Boyer–Moore (BM) algorithm is a single pattern string matching algorithm. It is considered as the most efficient string matching algorithm and used in many applications The algorithm first calculates two string shift rules based on the given pattern string in the preprocessing phase. Using the two shift rules, pattern matching operations are performed against the target input string in the second phase. The string shift rules calculated in the first phase let parts of the target input string be skipped where there are no matches to be found in the second phase. The second phase is a time consuming process and needs to be parallelized in order to realize
the high performance string matching. In this paper,we parallelize the BM algorithm on the latest many-core accelerators such as the Intel Xeon Phi and the Nvidia Tesla K20 GPU along with the general-purpose multi-core microprocessors. For the parallel string matching, the target input data is partitioned amongst multiple threads. Data lying on the threads’ boundaries is searched redundantly so that the pattern string lying on the boundary between two neighboring threads cannot be missed. The redundant data search overheads increases significantly for a large number of threads. For a fixed target input length, the number of possible matches decreases as the pattern length increases. Furthermore, the positions
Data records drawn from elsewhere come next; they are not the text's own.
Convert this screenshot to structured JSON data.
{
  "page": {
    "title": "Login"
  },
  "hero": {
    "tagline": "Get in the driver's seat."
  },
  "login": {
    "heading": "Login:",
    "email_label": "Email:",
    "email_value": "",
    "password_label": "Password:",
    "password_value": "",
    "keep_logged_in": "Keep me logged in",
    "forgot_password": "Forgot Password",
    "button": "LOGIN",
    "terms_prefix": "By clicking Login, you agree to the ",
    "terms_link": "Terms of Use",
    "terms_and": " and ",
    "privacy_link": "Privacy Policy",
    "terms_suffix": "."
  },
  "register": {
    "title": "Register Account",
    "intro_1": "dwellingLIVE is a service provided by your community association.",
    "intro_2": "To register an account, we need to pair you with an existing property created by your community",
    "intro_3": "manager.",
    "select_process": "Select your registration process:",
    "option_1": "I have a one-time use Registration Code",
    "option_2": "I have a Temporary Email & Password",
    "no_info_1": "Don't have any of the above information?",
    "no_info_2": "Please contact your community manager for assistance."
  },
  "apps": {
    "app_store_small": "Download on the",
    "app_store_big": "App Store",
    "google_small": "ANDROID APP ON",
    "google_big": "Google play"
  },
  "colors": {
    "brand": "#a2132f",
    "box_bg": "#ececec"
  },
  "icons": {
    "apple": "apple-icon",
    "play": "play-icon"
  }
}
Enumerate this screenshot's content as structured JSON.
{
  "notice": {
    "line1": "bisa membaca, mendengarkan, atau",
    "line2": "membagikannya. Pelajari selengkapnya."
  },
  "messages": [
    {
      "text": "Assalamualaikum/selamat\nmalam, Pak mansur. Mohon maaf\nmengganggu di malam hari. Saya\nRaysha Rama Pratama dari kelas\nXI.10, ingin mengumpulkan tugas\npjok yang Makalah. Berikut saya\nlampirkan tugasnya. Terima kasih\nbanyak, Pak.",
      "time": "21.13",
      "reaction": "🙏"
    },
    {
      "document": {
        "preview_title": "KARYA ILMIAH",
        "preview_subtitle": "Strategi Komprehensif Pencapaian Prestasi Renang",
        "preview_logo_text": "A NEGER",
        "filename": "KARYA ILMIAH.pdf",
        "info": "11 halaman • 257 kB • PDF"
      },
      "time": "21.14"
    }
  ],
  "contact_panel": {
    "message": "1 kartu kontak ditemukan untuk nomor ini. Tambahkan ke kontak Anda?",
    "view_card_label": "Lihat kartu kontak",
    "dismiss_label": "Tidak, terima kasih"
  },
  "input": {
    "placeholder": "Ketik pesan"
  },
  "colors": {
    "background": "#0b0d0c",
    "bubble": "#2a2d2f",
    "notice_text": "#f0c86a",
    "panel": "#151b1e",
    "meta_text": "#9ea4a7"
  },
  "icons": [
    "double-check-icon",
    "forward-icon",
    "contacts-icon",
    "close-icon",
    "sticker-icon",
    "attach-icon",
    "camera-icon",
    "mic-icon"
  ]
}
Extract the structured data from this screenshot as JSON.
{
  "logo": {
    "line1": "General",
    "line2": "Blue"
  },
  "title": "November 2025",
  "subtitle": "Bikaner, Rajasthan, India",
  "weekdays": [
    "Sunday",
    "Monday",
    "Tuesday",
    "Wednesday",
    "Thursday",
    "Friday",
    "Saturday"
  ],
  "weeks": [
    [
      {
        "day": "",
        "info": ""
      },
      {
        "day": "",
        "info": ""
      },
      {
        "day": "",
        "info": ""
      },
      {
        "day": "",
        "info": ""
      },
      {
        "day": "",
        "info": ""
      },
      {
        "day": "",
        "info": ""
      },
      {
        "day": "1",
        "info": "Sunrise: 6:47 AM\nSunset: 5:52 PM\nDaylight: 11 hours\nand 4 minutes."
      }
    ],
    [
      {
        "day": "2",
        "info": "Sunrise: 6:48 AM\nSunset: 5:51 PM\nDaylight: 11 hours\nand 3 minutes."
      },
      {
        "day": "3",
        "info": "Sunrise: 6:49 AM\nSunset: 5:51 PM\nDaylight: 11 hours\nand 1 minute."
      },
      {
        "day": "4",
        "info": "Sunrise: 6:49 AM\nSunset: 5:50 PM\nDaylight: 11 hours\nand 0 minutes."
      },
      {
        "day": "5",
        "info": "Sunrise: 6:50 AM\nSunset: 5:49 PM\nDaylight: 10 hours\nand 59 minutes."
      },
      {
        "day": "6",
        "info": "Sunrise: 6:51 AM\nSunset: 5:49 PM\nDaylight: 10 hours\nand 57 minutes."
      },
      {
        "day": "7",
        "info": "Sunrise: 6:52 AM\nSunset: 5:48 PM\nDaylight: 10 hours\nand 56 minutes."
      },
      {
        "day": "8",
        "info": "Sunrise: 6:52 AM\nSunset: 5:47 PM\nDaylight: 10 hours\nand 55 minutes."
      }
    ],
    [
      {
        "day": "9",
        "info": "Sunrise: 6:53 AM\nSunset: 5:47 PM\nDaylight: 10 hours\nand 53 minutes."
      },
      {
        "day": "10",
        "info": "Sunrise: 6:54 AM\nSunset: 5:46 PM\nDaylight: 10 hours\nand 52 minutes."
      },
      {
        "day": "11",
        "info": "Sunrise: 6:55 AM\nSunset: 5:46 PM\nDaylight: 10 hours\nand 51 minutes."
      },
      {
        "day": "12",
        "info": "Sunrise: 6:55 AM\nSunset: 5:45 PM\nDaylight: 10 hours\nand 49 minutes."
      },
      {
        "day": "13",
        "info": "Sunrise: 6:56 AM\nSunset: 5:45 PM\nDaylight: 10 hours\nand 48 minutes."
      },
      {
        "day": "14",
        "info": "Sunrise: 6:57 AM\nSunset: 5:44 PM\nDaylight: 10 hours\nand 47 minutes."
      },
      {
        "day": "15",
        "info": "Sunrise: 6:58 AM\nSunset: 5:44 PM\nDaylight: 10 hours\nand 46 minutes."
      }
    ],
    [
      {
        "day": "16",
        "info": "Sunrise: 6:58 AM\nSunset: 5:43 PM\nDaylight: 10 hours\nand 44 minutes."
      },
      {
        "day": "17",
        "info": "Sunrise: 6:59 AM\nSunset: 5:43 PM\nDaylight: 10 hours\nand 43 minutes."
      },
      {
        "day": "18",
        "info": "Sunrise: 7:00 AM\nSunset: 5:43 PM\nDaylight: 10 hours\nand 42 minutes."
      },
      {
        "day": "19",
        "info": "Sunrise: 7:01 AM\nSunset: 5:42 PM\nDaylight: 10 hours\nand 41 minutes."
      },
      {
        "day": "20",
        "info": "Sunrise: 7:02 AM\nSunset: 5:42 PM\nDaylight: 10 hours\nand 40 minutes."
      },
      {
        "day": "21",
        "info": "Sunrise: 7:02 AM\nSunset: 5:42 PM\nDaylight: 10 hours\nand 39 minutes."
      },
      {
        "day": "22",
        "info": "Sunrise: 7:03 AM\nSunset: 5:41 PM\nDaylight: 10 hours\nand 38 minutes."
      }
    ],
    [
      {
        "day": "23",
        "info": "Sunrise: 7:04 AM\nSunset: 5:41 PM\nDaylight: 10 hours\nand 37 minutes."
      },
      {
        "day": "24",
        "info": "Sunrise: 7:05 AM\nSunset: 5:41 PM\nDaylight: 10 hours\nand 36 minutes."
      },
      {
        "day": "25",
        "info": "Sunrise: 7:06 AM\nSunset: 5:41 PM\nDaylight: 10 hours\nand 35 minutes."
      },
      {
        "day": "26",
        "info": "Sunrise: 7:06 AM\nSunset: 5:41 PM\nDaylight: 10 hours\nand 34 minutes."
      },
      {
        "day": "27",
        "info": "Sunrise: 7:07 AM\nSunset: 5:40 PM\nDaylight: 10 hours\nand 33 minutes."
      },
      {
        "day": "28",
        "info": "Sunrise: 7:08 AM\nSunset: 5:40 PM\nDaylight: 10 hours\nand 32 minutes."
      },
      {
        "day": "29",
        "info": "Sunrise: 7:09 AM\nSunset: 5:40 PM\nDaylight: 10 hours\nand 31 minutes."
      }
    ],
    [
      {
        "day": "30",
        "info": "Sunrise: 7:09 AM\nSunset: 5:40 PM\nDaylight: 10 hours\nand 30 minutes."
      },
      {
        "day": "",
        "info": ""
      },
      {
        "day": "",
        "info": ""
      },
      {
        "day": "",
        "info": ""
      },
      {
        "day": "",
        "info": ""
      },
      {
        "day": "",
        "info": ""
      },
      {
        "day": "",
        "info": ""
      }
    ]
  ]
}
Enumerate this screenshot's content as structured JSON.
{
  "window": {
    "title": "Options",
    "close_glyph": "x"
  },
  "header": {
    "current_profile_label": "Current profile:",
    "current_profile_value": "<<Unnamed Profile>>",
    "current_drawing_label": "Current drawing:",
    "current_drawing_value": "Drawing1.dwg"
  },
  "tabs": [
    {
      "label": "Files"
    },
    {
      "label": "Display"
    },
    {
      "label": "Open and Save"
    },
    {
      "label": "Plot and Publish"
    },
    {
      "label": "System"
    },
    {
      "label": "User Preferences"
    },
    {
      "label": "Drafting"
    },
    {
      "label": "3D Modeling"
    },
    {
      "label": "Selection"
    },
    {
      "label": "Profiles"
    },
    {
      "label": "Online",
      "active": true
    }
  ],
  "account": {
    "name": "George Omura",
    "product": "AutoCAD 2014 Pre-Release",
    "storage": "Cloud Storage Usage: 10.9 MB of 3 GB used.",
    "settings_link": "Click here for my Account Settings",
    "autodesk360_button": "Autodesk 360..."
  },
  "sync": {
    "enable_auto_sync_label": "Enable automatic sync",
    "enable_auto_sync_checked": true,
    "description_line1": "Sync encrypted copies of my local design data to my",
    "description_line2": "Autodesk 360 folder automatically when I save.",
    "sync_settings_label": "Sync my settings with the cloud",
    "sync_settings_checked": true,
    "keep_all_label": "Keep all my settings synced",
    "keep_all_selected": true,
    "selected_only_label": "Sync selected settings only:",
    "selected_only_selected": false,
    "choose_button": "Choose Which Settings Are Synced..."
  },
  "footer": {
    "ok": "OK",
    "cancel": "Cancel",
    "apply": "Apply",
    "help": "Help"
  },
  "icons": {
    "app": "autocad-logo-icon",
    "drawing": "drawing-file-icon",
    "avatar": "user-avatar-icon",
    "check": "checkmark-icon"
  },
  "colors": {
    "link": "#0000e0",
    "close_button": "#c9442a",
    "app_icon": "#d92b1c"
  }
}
of the pattern string are spread all over the target data randomly.
This leads to the unbalanced workload distribution among threads. We employ the dynamic scheduling and the multithreading techniques to deal with the load balancing issue. We also use the algorithmic cascading technique to maximize the benefit of the multithreading and to reduce the overheads associated with the redundant data search between neighboring threads. Our parallel implementation leads to ∼17-times speedup on the Xeon Phi and ∼47-times speedup
on the Nvidia Tesla K20 GPU compared with a serial implementation on the host Intel Xeon processor.